Look through the material below and give the number of lines where the string "note" appears, without any other words.
-- Opening Marker --
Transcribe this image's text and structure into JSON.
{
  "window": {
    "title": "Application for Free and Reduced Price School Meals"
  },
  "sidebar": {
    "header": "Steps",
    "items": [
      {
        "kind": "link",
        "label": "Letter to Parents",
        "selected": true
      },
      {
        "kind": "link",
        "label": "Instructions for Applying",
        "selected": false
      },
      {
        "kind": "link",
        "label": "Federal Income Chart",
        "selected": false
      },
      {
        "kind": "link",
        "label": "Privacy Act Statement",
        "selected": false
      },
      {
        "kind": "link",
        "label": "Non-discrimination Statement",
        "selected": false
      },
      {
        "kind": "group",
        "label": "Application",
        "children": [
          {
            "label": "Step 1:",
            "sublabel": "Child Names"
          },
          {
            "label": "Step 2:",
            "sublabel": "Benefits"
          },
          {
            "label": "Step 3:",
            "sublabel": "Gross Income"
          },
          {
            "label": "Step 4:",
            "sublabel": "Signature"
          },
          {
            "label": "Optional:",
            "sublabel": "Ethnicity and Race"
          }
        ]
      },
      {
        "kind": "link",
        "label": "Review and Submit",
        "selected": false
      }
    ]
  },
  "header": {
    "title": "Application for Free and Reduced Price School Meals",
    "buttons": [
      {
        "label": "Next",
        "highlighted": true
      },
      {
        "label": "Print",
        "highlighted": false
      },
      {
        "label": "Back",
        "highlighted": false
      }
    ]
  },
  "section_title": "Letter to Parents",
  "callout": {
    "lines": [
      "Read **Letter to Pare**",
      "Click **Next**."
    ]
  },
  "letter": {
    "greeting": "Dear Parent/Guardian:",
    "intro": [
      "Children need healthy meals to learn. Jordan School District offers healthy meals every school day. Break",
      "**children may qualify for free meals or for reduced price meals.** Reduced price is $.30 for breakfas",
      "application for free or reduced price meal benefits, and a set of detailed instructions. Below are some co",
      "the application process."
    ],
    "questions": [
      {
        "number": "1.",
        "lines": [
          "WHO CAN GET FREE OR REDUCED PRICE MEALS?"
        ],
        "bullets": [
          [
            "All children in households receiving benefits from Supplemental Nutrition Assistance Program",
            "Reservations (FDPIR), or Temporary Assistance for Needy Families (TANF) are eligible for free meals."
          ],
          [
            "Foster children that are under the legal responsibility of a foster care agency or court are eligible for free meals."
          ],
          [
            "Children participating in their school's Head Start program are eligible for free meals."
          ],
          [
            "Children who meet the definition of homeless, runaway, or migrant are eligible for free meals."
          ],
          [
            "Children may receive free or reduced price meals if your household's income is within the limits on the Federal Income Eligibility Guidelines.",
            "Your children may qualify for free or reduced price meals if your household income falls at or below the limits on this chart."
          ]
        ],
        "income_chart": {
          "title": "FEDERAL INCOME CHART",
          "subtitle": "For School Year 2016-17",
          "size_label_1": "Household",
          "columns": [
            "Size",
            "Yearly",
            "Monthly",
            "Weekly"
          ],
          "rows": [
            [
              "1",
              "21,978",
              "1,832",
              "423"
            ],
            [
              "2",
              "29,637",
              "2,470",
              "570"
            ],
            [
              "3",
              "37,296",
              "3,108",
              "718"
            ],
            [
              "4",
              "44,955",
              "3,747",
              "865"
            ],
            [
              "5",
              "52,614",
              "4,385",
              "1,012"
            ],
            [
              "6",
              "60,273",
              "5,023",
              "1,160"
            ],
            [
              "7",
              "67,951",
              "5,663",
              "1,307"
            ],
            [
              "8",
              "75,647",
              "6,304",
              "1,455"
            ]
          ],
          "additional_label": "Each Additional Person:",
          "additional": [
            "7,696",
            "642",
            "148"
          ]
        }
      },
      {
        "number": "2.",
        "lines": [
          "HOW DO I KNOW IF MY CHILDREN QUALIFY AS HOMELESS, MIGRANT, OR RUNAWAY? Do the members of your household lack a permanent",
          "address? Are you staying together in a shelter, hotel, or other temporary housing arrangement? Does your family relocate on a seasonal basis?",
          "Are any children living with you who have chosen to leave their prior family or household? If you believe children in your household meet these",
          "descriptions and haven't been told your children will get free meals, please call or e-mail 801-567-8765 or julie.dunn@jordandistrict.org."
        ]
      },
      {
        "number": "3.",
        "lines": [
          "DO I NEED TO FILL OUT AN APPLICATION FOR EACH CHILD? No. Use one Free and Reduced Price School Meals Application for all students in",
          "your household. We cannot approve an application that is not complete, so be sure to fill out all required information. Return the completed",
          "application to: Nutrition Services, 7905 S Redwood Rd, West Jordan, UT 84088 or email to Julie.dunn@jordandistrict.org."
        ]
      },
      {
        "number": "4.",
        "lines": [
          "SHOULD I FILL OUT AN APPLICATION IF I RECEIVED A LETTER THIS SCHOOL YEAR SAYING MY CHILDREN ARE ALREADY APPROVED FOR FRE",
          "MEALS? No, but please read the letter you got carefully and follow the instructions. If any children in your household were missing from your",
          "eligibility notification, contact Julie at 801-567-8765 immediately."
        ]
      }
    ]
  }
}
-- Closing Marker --
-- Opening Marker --
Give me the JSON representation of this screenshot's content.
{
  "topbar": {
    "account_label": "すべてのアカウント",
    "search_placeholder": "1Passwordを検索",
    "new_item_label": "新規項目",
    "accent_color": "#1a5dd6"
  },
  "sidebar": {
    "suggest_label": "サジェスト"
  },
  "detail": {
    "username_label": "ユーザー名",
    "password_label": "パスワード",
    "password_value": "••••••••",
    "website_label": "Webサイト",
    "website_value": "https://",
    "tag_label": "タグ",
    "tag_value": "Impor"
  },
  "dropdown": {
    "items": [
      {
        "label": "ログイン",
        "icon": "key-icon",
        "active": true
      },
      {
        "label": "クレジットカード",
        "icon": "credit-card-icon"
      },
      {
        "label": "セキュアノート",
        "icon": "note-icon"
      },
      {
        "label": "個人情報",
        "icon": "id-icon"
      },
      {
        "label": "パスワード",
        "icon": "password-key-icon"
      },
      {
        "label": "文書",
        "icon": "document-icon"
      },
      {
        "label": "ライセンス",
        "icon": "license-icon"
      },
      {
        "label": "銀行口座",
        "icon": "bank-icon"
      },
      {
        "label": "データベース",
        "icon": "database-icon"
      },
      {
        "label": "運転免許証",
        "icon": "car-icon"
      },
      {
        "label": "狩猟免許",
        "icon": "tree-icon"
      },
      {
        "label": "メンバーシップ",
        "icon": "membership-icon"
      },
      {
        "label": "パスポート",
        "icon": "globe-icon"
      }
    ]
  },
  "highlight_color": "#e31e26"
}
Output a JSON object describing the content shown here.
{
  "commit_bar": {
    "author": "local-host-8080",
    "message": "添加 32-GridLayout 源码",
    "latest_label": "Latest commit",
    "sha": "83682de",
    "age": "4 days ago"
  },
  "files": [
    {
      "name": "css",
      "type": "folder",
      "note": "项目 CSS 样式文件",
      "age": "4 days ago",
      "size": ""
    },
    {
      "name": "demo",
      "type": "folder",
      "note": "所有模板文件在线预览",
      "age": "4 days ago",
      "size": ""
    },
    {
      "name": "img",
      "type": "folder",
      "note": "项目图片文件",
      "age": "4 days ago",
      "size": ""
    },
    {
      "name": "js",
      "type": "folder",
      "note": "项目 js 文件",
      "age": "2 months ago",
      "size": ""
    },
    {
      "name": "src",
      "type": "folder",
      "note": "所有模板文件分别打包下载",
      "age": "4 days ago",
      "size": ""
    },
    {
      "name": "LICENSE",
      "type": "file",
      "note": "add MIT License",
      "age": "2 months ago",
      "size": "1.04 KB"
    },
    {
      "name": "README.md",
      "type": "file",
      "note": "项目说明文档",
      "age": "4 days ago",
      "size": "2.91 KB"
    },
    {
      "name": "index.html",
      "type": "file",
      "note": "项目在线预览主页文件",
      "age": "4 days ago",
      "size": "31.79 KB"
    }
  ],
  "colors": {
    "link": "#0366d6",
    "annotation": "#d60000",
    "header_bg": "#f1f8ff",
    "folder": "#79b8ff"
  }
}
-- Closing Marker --
▶ **Answer box**
9